EXERCISE PROMPT:
Pictures excluded, copy all of the data below exactly.

== Segment start ==

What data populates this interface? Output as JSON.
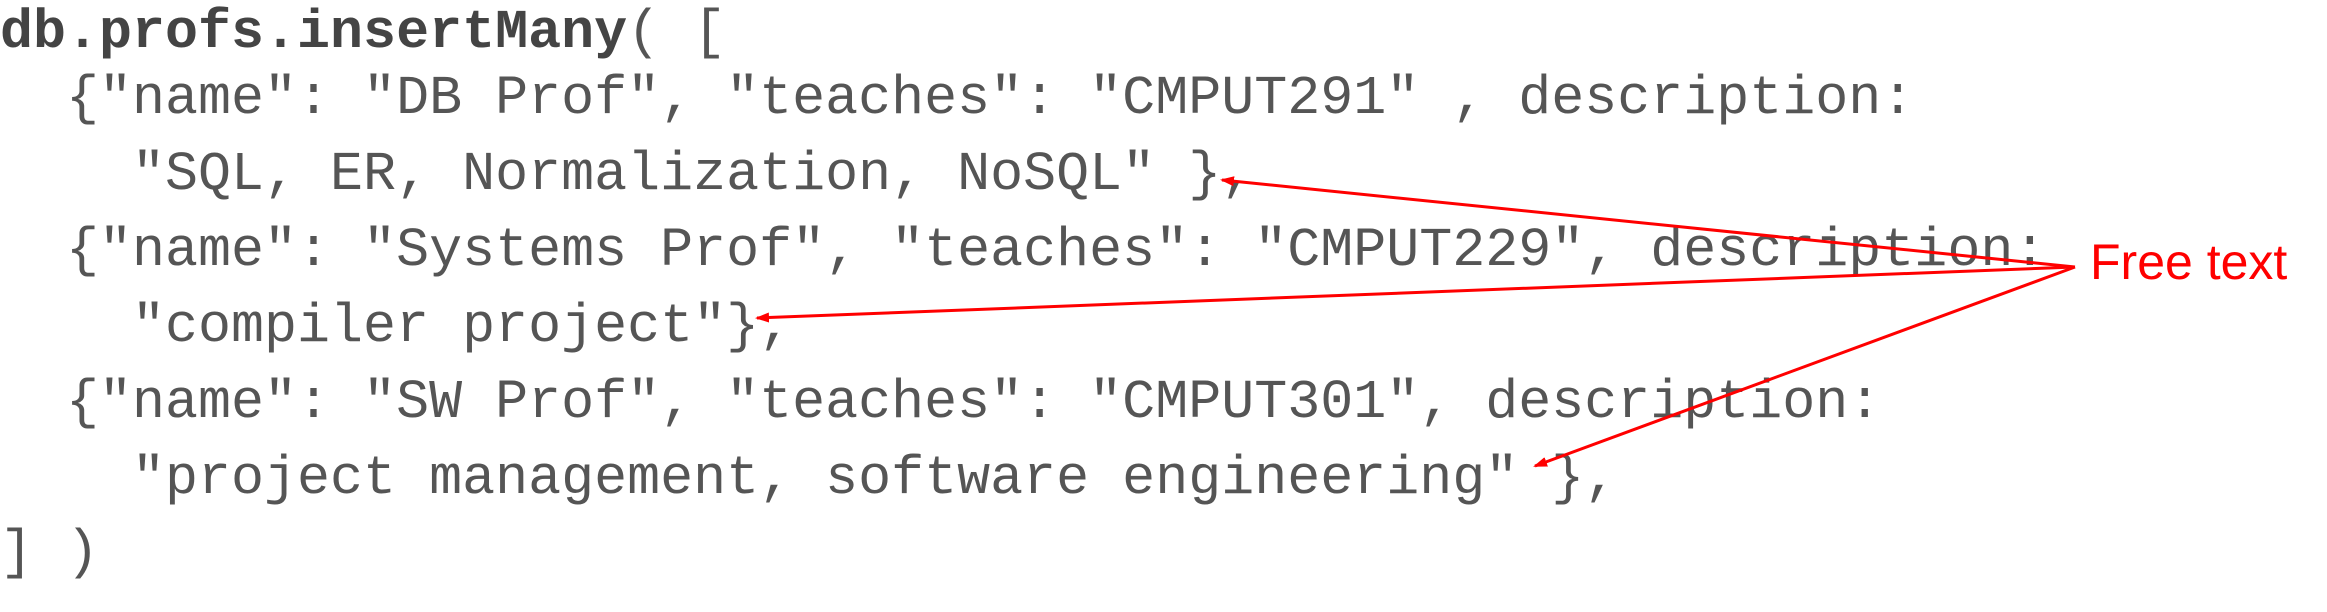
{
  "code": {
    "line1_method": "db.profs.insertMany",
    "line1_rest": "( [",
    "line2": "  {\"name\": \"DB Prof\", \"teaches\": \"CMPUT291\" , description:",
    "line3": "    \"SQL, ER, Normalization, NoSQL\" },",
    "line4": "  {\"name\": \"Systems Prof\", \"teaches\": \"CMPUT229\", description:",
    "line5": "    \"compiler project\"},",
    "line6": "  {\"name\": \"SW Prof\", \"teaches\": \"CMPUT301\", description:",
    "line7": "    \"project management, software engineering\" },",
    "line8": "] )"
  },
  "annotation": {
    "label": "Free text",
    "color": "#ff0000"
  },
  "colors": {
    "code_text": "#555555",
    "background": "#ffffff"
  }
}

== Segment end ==

SOLVED PROBLEM:
What data populates this interface? Output as JSON.
{
  "code": {
    "line1_method": "db.profs.insertMany",
    "line1_rest": "( [",
    "line2": "  {\"name\": \"DB Prof\", \"teaches\": \"CMPUT291\" , description:",
    "line3": "    \"SQL, ER, Normalization, NoSQL\" },",
    "line4": "  {\"name\": \"Systems Prof\", \"teaches\": \"CMPUT229\", description:",
    "line5": "    \"compiler project\"},",
    "line6": "  {\"name\": \"SW Prof\", \"teaches\": \"CMPUT301\", description:",
    "line7": "    \"project management, software engineering\" },",
    "line8": "] )"
  },
  "annotation": {
    "label": "Free text",
    "color": "#ff0000"
  },
  "colors": {
    "code_text": "#555555",
    "background": "#ffffff"
  }
}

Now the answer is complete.